» How to complete this task: Among the entries below, find the lines that hold the word "stochaverageeq" and report them.

(Records contained in a dataset)
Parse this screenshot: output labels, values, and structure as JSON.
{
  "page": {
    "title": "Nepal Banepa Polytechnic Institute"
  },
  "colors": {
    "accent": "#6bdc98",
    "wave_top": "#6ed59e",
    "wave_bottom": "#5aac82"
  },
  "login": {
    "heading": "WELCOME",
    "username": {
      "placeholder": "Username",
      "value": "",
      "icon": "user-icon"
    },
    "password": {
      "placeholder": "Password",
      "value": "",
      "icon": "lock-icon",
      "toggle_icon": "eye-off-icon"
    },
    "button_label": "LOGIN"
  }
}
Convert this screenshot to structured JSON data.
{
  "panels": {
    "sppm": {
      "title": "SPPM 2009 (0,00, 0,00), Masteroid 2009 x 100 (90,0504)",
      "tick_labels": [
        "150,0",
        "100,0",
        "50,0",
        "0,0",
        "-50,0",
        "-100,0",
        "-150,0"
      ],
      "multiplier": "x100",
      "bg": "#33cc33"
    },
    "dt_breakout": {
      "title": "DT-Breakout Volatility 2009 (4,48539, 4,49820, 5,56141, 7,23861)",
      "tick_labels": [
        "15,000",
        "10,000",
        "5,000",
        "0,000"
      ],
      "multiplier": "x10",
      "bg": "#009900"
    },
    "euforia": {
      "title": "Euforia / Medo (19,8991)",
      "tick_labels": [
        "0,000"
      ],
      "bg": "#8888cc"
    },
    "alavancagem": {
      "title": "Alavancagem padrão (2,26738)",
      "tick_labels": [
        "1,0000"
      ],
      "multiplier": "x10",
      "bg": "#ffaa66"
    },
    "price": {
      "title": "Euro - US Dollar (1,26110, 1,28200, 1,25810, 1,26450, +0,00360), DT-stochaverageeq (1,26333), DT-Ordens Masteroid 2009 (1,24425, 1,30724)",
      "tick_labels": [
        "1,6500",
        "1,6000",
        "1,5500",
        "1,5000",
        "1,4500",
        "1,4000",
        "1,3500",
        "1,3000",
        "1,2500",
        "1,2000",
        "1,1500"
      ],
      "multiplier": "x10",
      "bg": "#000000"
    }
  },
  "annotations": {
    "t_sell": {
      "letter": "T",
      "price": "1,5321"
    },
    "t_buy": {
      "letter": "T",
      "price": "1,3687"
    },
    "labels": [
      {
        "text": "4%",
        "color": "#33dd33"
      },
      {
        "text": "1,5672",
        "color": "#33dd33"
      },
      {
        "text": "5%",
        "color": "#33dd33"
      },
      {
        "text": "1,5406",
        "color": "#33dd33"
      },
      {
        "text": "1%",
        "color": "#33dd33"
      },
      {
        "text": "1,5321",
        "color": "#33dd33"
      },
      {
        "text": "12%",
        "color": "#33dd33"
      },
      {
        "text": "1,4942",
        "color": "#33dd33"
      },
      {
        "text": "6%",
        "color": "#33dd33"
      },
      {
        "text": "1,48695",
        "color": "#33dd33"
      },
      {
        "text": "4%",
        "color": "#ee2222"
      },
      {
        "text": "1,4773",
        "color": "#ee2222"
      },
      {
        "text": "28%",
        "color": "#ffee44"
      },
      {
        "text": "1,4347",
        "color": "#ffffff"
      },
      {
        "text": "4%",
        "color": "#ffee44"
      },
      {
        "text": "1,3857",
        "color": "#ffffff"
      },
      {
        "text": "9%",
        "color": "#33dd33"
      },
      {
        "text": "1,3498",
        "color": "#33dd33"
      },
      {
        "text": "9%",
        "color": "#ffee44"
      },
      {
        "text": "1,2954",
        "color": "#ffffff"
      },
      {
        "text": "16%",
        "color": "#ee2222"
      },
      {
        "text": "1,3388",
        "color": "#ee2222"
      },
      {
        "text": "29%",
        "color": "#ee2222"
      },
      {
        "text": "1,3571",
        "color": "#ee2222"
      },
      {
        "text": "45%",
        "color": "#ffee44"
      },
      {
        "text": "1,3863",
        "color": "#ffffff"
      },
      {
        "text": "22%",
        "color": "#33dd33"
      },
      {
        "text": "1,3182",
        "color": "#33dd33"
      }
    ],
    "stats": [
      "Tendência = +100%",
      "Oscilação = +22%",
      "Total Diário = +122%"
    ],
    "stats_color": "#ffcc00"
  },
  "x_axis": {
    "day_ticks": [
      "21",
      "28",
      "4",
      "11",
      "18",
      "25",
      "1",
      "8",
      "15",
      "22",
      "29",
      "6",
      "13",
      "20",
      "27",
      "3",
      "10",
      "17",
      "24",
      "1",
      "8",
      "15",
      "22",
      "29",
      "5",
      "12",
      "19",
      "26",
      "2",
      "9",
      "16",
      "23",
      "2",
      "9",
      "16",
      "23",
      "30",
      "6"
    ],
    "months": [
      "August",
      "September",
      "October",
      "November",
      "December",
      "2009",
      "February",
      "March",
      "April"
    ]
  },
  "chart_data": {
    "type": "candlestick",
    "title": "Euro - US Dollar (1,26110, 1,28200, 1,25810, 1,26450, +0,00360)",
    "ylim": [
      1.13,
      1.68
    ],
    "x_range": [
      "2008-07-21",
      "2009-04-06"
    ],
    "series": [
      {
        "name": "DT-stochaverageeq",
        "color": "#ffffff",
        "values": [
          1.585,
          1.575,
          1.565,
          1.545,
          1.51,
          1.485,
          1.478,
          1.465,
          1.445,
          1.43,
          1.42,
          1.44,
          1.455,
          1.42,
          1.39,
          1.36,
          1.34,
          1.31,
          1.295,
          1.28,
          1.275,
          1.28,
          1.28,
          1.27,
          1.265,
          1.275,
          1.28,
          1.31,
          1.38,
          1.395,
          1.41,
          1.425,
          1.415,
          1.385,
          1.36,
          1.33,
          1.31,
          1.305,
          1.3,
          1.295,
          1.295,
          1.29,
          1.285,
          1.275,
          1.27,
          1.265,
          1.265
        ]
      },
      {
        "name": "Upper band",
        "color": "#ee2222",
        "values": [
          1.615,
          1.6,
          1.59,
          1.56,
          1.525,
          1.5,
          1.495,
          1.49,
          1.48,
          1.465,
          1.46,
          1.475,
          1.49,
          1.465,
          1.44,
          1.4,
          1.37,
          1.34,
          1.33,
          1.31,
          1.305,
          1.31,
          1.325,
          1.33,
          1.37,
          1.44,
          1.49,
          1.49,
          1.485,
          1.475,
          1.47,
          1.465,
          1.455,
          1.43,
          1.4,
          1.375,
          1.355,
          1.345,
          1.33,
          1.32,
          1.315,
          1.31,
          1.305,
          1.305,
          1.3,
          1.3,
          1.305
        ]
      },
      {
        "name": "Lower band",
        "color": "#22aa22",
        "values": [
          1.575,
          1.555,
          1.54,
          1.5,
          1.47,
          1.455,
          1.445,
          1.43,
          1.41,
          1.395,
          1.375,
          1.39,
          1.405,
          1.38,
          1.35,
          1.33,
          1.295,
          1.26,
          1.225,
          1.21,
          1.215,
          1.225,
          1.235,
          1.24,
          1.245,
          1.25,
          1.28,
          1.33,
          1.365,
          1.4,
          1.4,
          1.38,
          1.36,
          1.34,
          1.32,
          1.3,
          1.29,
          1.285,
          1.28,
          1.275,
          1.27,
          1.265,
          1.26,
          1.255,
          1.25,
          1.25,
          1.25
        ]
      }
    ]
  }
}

» Exercise answer:
      "title": "Euro - US Dollar (1,26110, 1,28200, 1,25810, 1,26450, +0,00360), DT-stochaverageeq (1,26333), DT-Ordens Masteroid 2009 (1,24425, 1,30724)",
        "name": "DT-stochaverageeq",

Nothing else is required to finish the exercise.